The Port of Quincy WA is requesting $16.2 million in transportation funding from the Washington State Legislature to expand infrastructure at its intermodal terminal to help restore critical domestic eastbound intermodal rail service for perishable and frozen foods shippers of central Washington fresh produce.
The Port of Quincy Intermodal Terminal Infrastructure Expansion Project has received widespread support with dozens of shippers and organizations sending letters to the Washington State Legislature in support of the request. Additionally, the Great Northern Corridor Coalition, an organization formed to promote shared regional cooperation, planning, and project implementation to improve rail freight movement across the Great Northern Corridor, has also included the Port of Quincy project on its list.
This intermodal terminal is in central Washington on a key cross-country rail mainline (Seattle-Chicago Northern Corridor BNSF mainline) near Interstate 90 in the heart of one of the largest irrigated agricultural and food processing regions in North America. In 2011, Burlington Northern Santa Fe (BNSF) Railway designated Quincy WA as an official intermodal terminal on its national intermodal map. The Port of Quincy Intermodal Terminal has been a key hub for shipping Washington state frozen foods and fresh produce to destinations throughout the US Midwest and East Coast. According to a recent study of 29 western US and Canadian locations with intermodal connections to regional markets, Quincy ranked as the lowest-cost location for operating a distribution center or a warehouse.

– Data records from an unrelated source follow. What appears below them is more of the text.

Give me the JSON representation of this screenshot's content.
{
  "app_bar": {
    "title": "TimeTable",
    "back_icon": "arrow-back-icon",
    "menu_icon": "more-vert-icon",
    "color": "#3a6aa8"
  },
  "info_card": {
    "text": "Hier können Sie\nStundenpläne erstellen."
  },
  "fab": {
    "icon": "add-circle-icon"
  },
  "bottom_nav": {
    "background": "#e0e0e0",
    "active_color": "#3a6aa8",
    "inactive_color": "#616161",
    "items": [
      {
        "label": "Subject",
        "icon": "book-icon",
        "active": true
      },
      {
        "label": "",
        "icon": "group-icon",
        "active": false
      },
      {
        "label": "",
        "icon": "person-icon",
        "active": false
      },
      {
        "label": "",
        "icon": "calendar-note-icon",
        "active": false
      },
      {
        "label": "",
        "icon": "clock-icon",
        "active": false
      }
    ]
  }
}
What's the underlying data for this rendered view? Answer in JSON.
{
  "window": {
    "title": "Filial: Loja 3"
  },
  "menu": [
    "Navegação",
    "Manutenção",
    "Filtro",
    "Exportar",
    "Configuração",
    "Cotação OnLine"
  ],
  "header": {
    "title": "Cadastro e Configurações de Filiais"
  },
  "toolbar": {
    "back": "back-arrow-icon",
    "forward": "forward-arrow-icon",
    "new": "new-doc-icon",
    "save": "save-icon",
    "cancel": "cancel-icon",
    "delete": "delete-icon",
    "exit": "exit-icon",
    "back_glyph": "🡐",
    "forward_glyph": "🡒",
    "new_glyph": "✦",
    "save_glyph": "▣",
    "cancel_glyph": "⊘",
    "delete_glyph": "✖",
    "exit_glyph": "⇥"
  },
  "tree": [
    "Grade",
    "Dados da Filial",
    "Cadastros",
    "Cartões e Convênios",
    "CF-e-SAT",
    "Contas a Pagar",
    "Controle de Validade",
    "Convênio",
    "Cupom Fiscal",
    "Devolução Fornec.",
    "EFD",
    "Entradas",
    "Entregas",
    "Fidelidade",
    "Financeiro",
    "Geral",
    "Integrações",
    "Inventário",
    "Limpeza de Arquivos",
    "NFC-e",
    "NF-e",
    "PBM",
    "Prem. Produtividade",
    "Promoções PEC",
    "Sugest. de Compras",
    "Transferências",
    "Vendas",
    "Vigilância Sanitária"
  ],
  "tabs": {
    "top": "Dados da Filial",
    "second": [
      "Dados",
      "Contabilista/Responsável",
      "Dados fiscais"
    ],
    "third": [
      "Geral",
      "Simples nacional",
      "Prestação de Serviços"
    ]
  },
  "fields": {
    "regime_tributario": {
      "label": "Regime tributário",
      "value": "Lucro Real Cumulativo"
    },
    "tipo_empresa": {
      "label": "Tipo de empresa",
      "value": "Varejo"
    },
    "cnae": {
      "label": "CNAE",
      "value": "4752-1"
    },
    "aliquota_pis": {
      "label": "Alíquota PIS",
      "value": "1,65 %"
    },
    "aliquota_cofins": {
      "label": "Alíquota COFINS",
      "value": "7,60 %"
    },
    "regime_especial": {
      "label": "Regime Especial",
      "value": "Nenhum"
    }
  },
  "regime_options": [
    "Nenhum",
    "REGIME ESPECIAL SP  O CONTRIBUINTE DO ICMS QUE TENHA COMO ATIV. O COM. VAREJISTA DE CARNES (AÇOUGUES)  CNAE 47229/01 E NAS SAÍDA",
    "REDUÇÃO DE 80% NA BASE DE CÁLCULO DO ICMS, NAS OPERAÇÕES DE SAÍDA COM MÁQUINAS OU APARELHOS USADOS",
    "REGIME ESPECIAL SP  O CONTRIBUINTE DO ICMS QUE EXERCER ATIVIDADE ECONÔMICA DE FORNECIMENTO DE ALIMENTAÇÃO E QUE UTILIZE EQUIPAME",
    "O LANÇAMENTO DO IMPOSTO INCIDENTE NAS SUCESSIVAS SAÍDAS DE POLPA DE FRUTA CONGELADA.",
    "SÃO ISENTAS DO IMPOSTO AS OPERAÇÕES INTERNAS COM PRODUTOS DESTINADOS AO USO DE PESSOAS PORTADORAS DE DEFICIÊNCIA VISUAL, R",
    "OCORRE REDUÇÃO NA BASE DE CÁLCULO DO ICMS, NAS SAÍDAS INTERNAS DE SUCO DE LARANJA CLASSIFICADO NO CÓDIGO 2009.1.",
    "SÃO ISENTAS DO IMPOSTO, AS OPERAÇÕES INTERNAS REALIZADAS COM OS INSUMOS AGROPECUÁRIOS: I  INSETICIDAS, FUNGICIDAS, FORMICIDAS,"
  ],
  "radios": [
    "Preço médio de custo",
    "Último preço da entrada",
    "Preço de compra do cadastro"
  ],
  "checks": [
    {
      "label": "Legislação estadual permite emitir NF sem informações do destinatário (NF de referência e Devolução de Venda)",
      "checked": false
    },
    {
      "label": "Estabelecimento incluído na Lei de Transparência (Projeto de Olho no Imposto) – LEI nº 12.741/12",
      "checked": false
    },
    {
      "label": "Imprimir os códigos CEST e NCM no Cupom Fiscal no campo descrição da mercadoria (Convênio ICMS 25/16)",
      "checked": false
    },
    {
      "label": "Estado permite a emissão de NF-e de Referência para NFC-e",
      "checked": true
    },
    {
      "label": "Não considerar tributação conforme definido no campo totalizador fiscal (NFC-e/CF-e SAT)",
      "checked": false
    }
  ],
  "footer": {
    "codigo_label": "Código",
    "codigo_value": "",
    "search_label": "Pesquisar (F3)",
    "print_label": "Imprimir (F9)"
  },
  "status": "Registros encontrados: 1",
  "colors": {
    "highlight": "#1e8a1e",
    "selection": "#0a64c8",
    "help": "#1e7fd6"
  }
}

The project would expand infrastructure at the Port of Quincy Intermodal Terminal to meet unit train requirements of BNSF and help eliminate congestion on the Great Northern Corridor Rail Line at Quincy. It would include installation of three more intermodal tracks to increase capacity of the terminal to simultaneously load or unload longer intermodal container trains; and a new longer siding track and set out/pick-up track that would allow longer trains to pull off of the BNSF mainline at Quincy for arrival and departure in one piece. The project would entail expanding the surface area of the intermodal terminal to allow for more storage of containers, and constructing a bridge across the US Bureau of Reclamation West Canal near Quincy.
Expanding infrastructure of the terminal will then allow the Port of Quincy to bring in an intermodal operator to begin shipping Washington state fresh produce, frozen foods, and other perishable goods again. With continuing tightening in long-haul truck and railcar supplies, expanding the terminal and restoring intermodal service at Quincy will provide central Washington perishable shippers with competitive and much-needed shipping capacity to ship Washington state products to Midwestern and eastern US markets.
For more information, access www.portofquincy.org.